Tuesday, May 8, 2012
Let Tobbaco growers operate foreign currency accounts, they are exporters!
The tobacco selling season is here again and the prices have been somewhat satisfactory though not the best. The IMF has been on a strong collision with the Reserve Bank decision to get tobacco dollars straight from the auction floors. Its not the first time RBM has done this. I am not sure whether it has achieved the core issues of foreign exchange shortage. It appears like fire fighting. The IMF argues that the tobacco dollars be left with commercial banks. The essence of the thought remains that banks can effectively allocate foreign exchange to private business and individuals. Sounds like a very compelling argument to keep the Reserve Bank out of the tobacco auction floors but in all this talk I pose a serious question. Who effectively owns these tobacco dollars? It’s the farmer. Let them have US dollar accounts.Bingu wa Mutharika fought wars against tobacco buyers. He argued farmers were given a raw deal. He went further to chase out of the country a tobacco company senior executive. To him was attached the buyer-collusion theory that exploits farmers. But the late head of state was economic with the truth or carefully selected his arguments. Either he devalued the Malawi kwacha so that a dollar sale of the green leaf gave the farmer a lot of kwachas or let the farmers get the dollars straight into their accounts. He never instructed RBM to stop getting dollars from the auction floors yet he was fighting for the farmer.
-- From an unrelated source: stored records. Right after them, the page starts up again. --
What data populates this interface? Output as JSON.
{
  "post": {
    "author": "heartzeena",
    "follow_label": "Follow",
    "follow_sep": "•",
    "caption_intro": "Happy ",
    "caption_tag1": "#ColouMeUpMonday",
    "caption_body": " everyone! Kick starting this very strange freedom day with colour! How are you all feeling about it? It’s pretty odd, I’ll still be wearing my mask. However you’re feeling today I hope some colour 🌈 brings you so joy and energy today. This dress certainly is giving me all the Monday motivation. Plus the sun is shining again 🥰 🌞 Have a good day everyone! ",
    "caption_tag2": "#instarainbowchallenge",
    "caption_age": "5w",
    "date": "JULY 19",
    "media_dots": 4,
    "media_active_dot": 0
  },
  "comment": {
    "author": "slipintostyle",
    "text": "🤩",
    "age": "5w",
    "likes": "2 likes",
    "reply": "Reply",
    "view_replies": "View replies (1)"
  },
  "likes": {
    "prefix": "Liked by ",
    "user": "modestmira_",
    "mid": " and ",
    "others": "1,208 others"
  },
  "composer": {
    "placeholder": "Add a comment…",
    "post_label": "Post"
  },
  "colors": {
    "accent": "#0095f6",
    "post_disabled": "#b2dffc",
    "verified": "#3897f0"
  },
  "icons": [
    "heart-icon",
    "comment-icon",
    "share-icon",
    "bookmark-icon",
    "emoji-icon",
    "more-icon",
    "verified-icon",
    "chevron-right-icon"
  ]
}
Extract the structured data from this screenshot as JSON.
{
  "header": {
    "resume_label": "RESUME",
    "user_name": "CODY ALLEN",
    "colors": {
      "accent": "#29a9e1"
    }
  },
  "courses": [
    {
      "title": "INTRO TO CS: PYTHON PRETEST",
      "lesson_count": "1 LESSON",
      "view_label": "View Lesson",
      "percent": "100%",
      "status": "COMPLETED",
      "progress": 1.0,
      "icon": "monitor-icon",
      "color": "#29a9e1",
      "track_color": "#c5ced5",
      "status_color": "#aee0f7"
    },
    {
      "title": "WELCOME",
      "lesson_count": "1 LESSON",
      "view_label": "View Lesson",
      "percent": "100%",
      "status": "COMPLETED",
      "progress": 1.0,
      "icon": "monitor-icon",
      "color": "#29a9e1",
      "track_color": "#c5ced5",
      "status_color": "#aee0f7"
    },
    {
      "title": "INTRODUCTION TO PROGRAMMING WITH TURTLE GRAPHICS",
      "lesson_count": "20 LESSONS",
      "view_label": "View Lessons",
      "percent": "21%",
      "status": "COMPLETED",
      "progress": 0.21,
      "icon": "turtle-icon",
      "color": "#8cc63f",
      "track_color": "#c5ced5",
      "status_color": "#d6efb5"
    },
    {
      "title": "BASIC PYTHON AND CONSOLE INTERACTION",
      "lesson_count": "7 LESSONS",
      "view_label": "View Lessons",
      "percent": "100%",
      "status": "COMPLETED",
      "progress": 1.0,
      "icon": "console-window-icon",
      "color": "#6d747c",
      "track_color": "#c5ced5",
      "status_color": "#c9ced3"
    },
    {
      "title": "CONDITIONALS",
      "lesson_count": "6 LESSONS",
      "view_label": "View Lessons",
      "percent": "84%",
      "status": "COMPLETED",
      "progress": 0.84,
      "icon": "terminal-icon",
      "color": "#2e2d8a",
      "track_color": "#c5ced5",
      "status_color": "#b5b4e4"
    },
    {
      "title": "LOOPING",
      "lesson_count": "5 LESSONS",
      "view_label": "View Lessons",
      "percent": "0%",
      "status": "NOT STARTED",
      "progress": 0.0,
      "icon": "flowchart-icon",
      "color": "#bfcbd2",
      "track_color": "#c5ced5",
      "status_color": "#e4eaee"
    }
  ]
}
The former president never liked any talk of devaluation and so went ahead to fight the tobacco buyers. Farmers in Chipata even called on the Zambian government to follow the Malawi example as reported The Post of Zambia sometime last year. For some reason, I believe that the tobacco industry, its regulatory bodies, and the government of Malawi exploit farmers as well. They buyer is not the worse devil or satana.Consider the way Malawi has been running foreign currency accounts over the years. Exporters are allowed to keep a certain portion of foreign currency in their foreign currency accounts. This protects them from major changes in the local currency. Consider exports of sugar, in which Malawi has over the years enjoyed preferential access to the European market. Sugar is produced by a multinational company in this country and they receive their proceeds in foreign currency and keep it comfortably in our banks. The money doesn’t go to RBM but is available to them anytime they want from their respective dealer banks. Similarly, we can think of tea exports by the various tea growers in the Thyolo-Mulanje area, mostly foreign owned or have origins from foreigners. Such companies comfortably export their tea and receive their proceeds in foreign currency. Again, the Reserve Bank does not get their forex. Tea growers happily maintain their foreign earnings. The same applies to the Uranium mining in Karonga, though the situation is slightly different in the sense that they keep their foreign earnings offshore. It could be the same case with the other businesses such tea, sugar and hotels.Back to the tobacco farmer. Who are these tobacco farmers? I prefer to put them into two groups. The “big” farmers with huge hectares of land and the average “small” with possibly a hectare of land. In my mind, both of these growers are tobacco exporters. They sell their tobacco at the Auction Floors to foreign buyers in US dollars that consequently ship it all over the world. These growers/exporters should be allowed to keep their proceeds in the currency of sale, the US dollar in this case. After all foreign currency accounts are meant for exporters to receive their proceeds. A tobacco farmer is no different from the tea growers or other multinationals involved in exports. RBM should have no business to get their money and give them the Malawi kwacha. They never sale their tobacco in Malawi kwacha. Why should we blame the buyer when infact it is our own public institutions and banks that are screwing the farmer? Commercial banks have been at it all, giving all sorts of “tobacco accounts” to farmers wooing them with dubious incentives that are nothing but mere serpent minded banking. Remember the smiling assassin? These dealer banks have never liked the idea of RBM getting forex from the auction floors and have selfishly argued that tobacco dollars should go to them. Both are wrong and are part of the equation that is exploiting the farmers. Tobacco dollars do not belong to RBM or Commercial banks but to the exporters, tobacco growers in this case. In anything if the tobacco dollars go the banks, it should be in the accounts of the growers.Why do we always pick up a fight with tobacco buyers? Infact it is our own institutions that are partly exploiting our growers. Is it because most of tobacco farmers are peasants scattered across the country? Sometimes I wonder the hypocrisy of politicians. They can pretend to fight for the street man when in essence do promote interests of conglomerates or capitalists. Why should multi-nationals enjoy such privileges but deny tobacco farmers the same opportunities? The farmers can decide for themselves when to redeem their dollars into Malawi kwacha cash equivalent. When it suits them, and not when RBM or banks think it is right for them. Tobacco farmers also require safeguards against inflation by managing their proceeds in foreign currencies just like other single major exporters. Allocative efficiency is only attainable if returns to businesses are given to the rightful owners in a manner of their choice, and not an RBM-Commercial Banks pre-thought. That is how market forces work.Don’t shoot the buyer but have a closer look at the banks: from the mother bank to all of them.